Crampton, Thomas Russell 1816 - 1888

English; British

(1816-1888) railway and civil engineer

Thomas Russell Crampton was born August 6 1816 in Broadstairs, Kent. He received a private education and from May 183 to 1839 he was articled to John Hauge, of Cable Street, Greenwich, London. He was a fellow pupil of Sir Fredrick Bramwell.

Between 1839 and 1844 Crampton was an assistant to the elder Brunel, Marc, and subsequently to Sir Daniel Gooch. It was under Gooch’s direction that he prepared the drawings for the first locomotive for the Great Western Railway. Crampton sought to improve current developments with the steam locomotive with regards to instability issues, and as a result he patented an engine in 1843.

Crampton spent four years (1844-1848) with John and George Rennie for whom he carried out several important works, and in 1848 he started his own business as a civil engineer.

Between 1842 and 1847 Crampton perfected the type locomotive bearing his name, in which a long boiler, outside cylinders and a low centre of gravity were the essential and distinguishing features.
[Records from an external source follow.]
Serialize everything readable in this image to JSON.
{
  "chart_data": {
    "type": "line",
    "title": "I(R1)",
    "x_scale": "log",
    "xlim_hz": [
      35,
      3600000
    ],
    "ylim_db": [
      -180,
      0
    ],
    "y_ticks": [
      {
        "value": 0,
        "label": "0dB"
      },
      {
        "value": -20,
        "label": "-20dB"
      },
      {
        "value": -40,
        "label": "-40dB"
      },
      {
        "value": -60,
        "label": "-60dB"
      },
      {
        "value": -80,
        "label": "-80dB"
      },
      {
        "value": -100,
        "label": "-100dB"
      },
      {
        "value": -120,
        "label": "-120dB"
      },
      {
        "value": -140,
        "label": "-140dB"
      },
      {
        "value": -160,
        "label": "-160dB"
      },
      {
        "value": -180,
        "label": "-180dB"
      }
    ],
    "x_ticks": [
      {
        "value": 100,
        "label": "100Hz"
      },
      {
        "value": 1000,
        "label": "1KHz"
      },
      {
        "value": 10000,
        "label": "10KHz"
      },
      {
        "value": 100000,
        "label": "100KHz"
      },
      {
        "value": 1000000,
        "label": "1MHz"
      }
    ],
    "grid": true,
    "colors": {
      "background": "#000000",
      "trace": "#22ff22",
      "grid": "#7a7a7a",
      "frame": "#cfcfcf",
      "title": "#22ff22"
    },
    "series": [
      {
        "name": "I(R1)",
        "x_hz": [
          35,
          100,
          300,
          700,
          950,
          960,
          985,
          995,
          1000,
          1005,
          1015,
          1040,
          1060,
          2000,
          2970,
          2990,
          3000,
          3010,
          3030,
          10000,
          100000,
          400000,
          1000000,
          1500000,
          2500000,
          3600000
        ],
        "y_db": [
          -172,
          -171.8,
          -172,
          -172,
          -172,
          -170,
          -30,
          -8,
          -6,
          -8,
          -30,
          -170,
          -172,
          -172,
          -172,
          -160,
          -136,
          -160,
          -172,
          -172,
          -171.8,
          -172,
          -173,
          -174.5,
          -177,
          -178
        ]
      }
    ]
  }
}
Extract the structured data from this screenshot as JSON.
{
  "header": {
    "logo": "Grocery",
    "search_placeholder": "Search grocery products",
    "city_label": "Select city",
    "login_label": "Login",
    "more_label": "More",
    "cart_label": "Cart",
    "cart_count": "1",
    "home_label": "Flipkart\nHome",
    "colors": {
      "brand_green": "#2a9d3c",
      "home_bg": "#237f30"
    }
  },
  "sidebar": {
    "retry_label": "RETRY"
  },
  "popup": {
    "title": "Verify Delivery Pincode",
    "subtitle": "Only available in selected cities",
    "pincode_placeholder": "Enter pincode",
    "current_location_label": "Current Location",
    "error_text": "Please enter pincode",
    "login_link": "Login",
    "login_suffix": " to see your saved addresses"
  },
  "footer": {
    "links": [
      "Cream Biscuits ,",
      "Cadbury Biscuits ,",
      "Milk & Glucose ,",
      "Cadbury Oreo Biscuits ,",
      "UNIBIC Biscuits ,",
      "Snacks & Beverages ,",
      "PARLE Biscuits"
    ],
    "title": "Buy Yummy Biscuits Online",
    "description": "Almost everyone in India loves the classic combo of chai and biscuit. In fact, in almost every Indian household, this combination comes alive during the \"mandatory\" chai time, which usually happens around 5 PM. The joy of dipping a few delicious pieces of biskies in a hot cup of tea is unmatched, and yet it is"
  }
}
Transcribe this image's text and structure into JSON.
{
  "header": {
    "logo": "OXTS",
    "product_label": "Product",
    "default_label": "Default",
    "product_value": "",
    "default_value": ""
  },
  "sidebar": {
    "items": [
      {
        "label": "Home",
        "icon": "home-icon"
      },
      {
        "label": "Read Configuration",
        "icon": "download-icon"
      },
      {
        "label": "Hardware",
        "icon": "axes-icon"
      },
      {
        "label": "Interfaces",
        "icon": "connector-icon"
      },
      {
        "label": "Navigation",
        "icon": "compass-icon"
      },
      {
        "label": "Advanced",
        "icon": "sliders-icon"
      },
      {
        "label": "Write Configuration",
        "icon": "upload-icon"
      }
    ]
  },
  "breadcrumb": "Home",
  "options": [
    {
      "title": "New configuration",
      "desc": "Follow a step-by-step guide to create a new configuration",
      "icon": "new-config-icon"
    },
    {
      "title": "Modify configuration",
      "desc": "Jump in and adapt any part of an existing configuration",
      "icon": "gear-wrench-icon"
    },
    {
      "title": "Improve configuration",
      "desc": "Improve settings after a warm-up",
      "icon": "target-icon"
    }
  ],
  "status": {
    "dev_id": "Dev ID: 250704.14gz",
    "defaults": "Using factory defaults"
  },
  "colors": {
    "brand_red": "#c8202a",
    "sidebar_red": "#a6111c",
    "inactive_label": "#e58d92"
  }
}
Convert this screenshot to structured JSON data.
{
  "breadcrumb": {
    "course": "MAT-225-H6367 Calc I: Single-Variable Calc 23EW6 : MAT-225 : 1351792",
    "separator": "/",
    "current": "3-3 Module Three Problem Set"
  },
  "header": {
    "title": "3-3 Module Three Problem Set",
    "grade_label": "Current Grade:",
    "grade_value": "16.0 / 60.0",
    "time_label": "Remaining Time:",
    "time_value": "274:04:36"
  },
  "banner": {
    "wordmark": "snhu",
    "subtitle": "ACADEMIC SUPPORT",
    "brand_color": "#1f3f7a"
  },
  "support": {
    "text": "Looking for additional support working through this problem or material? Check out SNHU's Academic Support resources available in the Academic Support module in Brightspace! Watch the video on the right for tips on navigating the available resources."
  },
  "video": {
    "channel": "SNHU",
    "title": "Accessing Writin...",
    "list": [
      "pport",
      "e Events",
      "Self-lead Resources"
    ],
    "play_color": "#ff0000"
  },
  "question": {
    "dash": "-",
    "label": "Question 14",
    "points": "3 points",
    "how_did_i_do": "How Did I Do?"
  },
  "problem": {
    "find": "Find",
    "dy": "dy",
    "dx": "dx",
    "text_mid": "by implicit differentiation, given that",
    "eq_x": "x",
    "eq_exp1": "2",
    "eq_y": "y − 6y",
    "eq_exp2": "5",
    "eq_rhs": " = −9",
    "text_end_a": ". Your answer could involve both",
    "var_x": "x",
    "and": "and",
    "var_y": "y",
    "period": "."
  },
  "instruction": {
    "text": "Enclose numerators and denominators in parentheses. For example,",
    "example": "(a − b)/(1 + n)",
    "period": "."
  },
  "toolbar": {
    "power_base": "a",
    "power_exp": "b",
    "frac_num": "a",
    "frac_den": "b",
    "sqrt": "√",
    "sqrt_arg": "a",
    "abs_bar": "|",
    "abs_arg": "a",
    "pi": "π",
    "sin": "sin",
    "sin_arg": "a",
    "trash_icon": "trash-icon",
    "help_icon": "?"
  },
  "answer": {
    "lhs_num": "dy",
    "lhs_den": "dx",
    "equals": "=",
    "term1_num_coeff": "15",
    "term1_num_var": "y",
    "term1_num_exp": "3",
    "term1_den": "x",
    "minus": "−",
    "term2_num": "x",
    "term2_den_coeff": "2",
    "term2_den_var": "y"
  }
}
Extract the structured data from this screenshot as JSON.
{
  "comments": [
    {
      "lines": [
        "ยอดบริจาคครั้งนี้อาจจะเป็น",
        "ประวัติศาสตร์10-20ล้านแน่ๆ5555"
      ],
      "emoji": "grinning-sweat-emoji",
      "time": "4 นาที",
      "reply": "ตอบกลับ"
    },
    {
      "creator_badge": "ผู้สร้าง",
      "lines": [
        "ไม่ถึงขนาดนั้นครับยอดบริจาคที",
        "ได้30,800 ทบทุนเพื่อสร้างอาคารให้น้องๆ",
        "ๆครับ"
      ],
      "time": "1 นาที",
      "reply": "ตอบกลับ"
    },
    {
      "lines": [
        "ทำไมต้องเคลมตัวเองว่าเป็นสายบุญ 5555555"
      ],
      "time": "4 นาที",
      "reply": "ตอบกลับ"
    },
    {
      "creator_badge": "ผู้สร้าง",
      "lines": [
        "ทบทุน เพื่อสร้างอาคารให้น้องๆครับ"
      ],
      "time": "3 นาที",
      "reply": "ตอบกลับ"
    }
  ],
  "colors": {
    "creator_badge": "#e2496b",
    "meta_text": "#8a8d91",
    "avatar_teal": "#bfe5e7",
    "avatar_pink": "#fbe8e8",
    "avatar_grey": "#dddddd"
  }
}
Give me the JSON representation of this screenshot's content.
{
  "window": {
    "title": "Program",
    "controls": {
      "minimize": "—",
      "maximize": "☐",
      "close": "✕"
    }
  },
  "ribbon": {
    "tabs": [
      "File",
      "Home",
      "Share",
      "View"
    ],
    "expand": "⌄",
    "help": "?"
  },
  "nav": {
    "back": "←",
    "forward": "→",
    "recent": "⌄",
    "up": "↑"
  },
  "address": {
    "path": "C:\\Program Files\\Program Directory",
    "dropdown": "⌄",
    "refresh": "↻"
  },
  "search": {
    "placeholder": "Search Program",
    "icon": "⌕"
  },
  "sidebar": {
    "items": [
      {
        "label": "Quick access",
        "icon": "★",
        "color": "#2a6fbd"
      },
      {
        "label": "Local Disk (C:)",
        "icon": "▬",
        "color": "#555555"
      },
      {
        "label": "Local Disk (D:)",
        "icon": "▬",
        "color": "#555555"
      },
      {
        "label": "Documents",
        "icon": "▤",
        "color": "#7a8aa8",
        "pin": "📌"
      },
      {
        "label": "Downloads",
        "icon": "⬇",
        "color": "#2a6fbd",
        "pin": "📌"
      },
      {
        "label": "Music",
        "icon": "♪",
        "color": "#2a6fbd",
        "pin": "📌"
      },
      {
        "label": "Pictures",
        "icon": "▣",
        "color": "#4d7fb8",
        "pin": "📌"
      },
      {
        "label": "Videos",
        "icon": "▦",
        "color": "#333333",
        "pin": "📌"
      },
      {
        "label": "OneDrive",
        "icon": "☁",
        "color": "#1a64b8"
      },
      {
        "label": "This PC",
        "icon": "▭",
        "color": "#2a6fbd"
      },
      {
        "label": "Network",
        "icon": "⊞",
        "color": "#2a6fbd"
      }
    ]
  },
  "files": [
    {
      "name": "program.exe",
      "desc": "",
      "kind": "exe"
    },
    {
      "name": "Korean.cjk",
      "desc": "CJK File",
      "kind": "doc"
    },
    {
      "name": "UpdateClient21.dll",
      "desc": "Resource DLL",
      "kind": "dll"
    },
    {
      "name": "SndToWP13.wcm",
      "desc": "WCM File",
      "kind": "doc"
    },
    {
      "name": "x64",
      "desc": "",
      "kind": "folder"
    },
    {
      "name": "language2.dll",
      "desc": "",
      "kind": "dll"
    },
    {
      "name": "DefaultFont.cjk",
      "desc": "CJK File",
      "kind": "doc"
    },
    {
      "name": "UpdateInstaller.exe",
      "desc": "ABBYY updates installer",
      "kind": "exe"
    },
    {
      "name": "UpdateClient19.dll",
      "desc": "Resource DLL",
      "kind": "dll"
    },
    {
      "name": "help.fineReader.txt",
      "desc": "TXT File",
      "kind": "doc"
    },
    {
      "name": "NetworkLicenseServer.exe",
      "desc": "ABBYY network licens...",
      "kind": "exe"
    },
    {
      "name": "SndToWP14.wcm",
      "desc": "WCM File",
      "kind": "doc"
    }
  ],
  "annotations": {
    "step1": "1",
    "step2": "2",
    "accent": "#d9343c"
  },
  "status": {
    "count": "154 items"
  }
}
In 1846 two locomotives were constructed from Crampton’s designs for the Namur-Liege railway in Belgium.

In 1848 another of Crampton’s designs was constructed - named “Liverpool” - for the London and North Western Railway (LNWR). It was reputed to have been the most powerful locomotive of its day. It gained a gold medal at the Great Exhibition of 1851.

Crampton’s ideas were successful in France in the late 19th century. Using La Machine, Crampton hauled many of the lighter express trains on the northern and eastern railways of France. His designs were also built in Belgium and Germany.

Besides his career as a locomotive engineer, he played a pivotal role in laying the first successful submarine telegraph cable in 1851 between Dover and Calais. He was also responsible for inventing a rotary powered-fuel furnace, brick-making machinery and a hydraulic tunnel-boring machine, which was designed with the channel tunnel in mind.

Crampton was a member of the Institute of Civil Engineers, as an associate in 1846 and as a member from 1854. He joined the Institution of Medical Engineers in 1847, was a member of the council in 1879, and vice president in 1883.

He died at the age of 71 on April 19 1888 at his home in Westminster.